Pet Tales

by Barry B. Burtis D.V.M.

 The year was 1862. The major event in the news, at least on this side of the Atlantic, was the American Civil War. South of the border, it continued to rage. Several major battles were fought and in September, President Abraham Lincoln announced the preliminary Emancipation Proclamation. In British Columbia, a smallpox epidemic ravaged the First Nations people. Ultimately, it would wipe out about one-third of the native population. The rest of British North America was becoming very concerned that eventually the United States would again try to take over all of North America. These worries were primarily responsible for the act that led to the creation of the Dominion of Canada, five years later.

In a somewhat less profound moment than some of those mentioned above, in that same year, in Toronto, Andrew Smith gave a series of lectures on ‘the veterinary art’. Smith was a graduate of the Dick Veterinary School in Edinburgh, Scotland. With this action, the Ontario Veterinary College (OVC) was born. It is the oldest veterinary college in Canada and the United States.This year, that college and my alma mater, is celebrating 150 years of educating veterinarians.

In those times, horses were the animals of paramount importance. In Upper Canada, as this part of the world was then known, in both urban and rural environments, the equine species worked the fields and provided the primary mode of travel on streets and roadways. Andrew Smith had been invited to lecture in Toronto in recognition of the importance of keeping the equine population healthy and working. The popularity of those first lectures led to the establishment of a regular course in the subject of their veterinary health care.

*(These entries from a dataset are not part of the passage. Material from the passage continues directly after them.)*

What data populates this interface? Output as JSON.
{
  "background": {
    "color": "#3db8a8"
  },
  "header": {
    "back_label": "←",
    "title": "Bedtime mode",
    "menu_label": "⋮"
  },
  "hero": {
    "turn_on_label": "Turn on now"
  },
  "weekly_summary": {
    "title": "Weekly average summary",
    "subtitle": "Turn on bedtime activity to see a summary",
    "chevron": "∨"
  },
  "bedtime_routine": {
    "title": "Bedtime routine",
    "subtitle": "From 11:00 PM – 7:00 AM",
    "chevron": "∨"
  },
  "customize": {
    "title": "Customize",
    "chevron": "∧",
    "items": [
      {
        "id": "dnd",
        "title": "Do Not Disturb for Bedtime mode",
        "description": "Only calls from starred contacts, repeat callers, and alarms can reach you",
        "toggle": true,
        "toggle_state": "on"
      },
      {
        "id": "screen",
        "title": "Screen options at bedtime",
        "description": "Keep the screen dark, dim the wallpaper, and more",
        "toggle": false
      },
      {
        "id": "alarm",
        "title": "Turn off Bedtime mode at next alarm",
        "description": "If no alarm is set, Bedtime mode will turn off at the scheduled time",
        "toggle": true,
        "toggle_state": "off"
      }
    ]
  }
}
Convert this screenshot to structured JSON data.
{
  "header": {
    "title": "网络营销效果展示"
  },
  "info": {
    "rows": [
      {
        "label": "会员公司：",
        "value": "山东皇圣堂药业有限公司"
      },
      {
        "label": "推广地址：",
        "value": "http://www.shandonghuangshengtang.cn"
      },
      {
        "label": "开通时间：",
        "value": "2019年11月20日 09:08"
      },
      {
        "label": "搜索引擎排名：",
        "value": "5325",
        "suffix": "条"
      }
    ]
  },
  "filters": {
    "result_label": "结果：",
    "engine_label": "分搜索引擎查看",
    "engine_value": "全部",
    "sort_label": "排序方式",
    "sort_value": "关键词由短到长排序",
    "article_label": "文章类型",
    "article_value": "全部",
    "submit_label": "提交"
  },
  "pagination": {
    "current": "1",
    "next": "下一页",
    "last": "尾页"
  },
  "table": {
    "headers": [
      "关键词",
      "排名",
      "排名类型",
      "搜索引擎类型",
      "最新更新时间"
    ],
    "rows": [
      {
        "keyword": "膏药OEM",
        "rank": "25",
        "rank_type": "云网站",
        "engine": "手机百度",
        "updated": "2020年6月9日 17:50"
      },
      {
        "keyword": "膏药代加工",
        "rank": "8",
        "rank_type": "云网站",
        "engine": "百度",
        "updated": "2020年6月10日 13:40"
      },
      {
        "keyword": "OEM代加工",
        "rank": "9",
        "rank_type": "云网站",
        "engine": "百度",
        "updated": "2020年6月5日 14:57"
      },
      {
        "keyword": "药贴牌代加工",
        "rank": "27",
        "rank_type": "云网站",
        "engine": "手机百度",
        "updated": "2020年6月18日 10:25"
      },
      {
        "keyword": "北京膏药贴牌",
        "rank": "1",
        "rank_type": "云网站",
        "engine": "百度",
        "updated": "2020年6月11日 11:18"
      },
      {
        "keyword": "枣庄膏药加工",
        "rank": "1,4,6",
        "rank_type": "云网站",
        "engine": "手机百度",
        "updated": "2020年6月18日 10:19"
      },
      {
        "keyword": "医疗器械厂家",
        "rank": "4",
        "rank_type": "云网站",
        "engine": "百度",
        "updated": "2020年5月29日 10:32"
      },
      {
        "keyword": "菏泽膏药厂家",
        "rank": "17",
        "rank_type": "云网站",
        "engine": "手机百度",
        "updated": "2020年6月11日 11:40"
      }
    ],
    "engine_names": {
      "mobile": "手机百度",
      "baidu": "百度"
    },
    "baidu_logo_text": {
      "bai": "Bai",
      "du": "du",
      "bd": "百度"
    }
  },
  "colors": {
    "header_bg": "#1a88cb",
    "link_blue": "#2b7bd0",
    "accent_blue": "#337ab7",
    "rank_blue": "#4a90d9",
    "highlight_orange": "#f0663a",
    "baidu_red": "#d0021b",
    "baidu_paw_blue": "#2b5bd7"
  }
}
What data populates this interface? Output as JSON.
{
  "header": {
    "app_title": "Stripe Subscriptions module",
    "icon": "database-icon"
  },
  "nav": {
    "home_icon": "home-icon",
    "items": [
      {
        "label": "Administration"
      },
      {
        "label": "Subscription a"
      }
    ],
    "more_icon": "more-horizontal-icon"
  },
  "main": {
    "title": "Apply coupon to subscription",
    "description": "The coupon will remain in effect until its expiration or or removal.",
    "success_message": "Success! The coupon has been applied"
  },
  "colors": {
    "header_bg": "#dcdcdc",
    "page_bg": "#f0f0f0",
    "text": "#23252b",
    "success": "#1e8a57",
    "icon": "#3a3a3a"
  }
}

The events that followed in the next few years prove the value of that teaching of veterinary science for both the health of the animal patients and those persons involved in their care. By 1866, the first students of the course were examined by veterinary surgeons selected by the Board of Agriculture. Three students received the diploma awarded by the Board and thus became the first graduates of the Upper Canada Veterinary School. In 1870, Andrew Smith, with his own money, built Canada’s first veterinary college building located on Temperance Street in Toronto. In the two decades that followed, the number of students taking courses in veterinary medicine grew and the size of the original building was expanded. In 1897, the college became affiliated with the University of Toronto and it became known as the Ontario Veterinary College.

In 1908, the Government of Ontario acquired the OVC from Smith and the College became an institution of the Department of Agriculture. Andrew Smith became a Professor Emeritus and a new Principal was named. The curriculum was revised and the University of Toronto established a three year course leading to a Bachelor of Veterinary Science (BVSc) degree and a doctoral course of one year, leading to the degree of a Doctor of Veterinary Science (DVSc).

In 1921, a year after the BASc degree was extended to a four year program, the Ontario government approved the re-location of OVC to Guelph. This change provided a closer relationship with the Ontario Agricultural College and the livestock industry. In 1928, Elizabeth Carpenter became the first female graduate of OVC. The University of Toronto approved the granting of a Doctor of Veterinary Medicine (DVM) degree in 1946.

In 1964, OVC’s affiliation with the University of Toronto was severed and the College became part of the new University of Guelph. A year later the DVM program changed to a four year course following two years of pre-veterinary studies at the university level. To claim a tiny spot on this list of historical moments in veterinary medicine in Ontario, I was a member of the first class to receive their DVM degree from the University of Guelph in 1969. This week, September 30 - October 6, is Animal Health Week in Canada. Reflecting on how many animals and people have been benefitted, over those 150 years, by the Ontario Veterinary College, would perhaps be a very fitting way to celebrate the event. Barry Burtis is a local companion animal veterinarian. Past Pet Tales can be found at www.baycitiesanimalhospital.ca